1. Choose Sports Mode. Duh.
Unless you're some sort of electronics wizard, chances are your TV knows more about picture quality than you do, so let it do the work. Under picture settings, choose "Sports Mode." It might be called something else like "Vivid" or "Dynamic." This will automatically adjust how the screen handles colors, contrast, brightness, and frame refresh rate. Colors will pop and motion will look smoother, so you'll catch the details of every catch.
2. Get Rid of Glare, but Don't Watch in the Dark
Light from windows and lamps can reflect off the screen, diminishing dark colors and detail, but trying to watch a bright game in a dark room is not the solution. Darkness will dilate your pupils, tiring your eyes when they're focused on bright, quick-moving pixel-people. Positioning your lamps behind the TV will solve both problems.
3. Lean In
Most people sit too far from their TV to distinguish between 1080p and 720p. You don't need to be so close that your breath fogs up the screen, but in general the closer you are, the more immersed you'll be. This can be tricky if you're hosting a crowd, so do some planning and furniture arranging beforehand. There is a science to finding the perfect distance from your screen that has to do with something called "angular resolution," your eye's ability to recognize small details of an object. There's that can crunch the numbers for you. Also remember that you want your TV to be about level with your eyes when you're sitting, even though this means it will look a little too low when you're standing.
4. Ride the Dials
After you set your picture mode, you might still want to adjust settings until you're completely satisfied. To set contrast, put on something with images that are bright but have detail, like shots of clouds in the sky. Turn the contrast up until the bright images are washed out, then turn it back down until you can see details clearly.
If your sharpness isn't already turned off, for the sake of everyone in your living room, turn it off or set it really low. This is a somewhat outdated setting, and cranking it up too high will create jagged outlines on dark images and destroy fine details.
Brightness can be hard to get right, but since you'll likely have the lights turned on when watching the game, you'll want to set your brightness closer to the high end, so that the screen can compete with ambient light.
5. Don't Be a Sucker for Overpriced HDMI Cables
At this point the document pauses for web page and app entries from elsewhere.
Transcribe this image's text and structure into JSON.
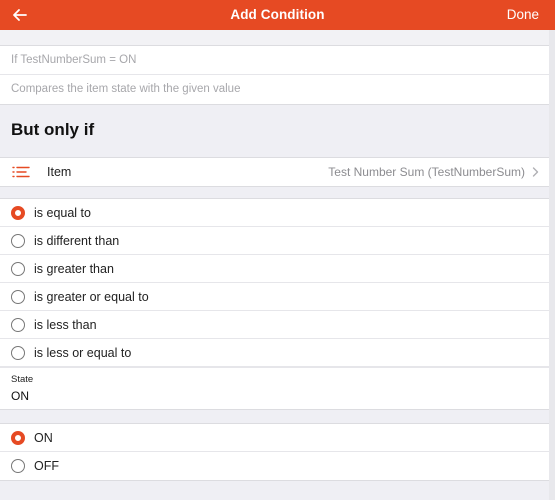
{
  "navbar": {
    "back_icon": "arrow-left-icon",
    "title": "Add Condition",
    "done_label": "Done"
  },
  "header_group": {
    "condition_text": "If TestNumberSum = ON",
    "description": "Compares the item state with the given value"
  },
  "section_title": "But only if",
  "item": {
    "icon": "list-icon",
    "label": "Item",
    "value": "Test Number Sum (TestNumberSum)",
    "chevron_icon": "chevron-right-icon"
  },
  "operators": {
    "selected_index": 0,
    "options": [
      {
        "label": "is equal to",
        "selected": true
      },
      {
        "label": "is different than",
        "selected": false
      },
      {
        "label": "is greater than",
        "selected": false
      },
      {
        "label": "is greater or equal to",
        "selected": false
      },
      {
        "label": "is less than",
        "selected": false
      },
      {
        "label": "is less or equal to",
        "selected": false
      }
    ]
  },
  "state": {
    "label": "State",
    "value": "ON"
  },
  "state_options": {
    "options": [
      {
        "label": "ON",
        "selected": true
      },
      {
        "label": "OFF",
        "selected": false
      }
    ]
  },
  "colors": {
    "accent": "#e64a23",
    "background": "#efeff4"
  }
}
If you haven't already heard, pretty much every high-speed HDMI cable performs at about the same quality. Don't pay a hundred dollars for a gold-plated, diamond-encrusted connecter when you can get the same image quality for five bucks.